START RECORD EXCERPTS
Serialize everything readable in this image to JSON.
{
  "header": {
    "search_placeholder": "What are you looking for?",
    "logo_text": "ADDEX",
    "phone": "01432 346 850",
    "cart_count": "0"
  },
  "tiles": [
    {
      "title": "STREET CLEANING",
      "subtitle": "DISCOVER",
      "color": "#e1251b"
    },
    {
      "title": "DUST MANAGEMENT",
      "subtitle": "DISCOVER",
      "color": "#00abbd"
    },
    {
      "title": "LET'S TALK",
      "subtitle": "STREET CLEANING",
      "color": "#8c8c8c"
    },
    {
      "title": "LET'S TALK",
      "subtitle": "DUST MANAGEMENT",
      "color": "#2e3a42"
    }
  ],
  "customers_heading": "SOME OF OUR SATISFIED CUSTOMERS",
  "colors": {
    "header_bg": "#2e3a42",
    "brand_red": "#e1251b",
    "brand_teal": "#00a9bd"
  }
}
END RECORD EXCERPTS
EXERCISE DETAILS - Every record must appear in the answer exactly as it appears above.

SOLUTION TO THE PROBLEM -
Serialize everything readable in this image to JSON.
{
  "header": {
    "search_placeholder": "What are you looking for?",
    "logo_text": "ADDEX",
    "phone": "01432 346 850",
    "cart_count": "0"
  },
  "tiles": [
    {
      "title": "STREET CLEANING",
      "subtitle": "DISCOVER",
      "color": "#e1251b"
    },
    {
      "title": "DUST MANAGEMENT",
      "subtitle": "DISCOVER",
      "color": "#00abbd"
    },
    {
      "title": "LET'S TALK",
      "subtitle": "STREET CLEANING",
      "color": "#8c8c8c"
    },
    {
      "title": "LET'S TALK",
      "subtitle": "DUST MANAGEMENT",
      "color": "#2e3a42"
    }
  ],
  "customers_heading": "SOME OF OUR SATISFIED CUSTOMERS",
  "colors": {
    "header_bg": "#2e3a42",
    "brand_red": "#e1251b",
    "brand_teal": "#00a9bd"
  }
}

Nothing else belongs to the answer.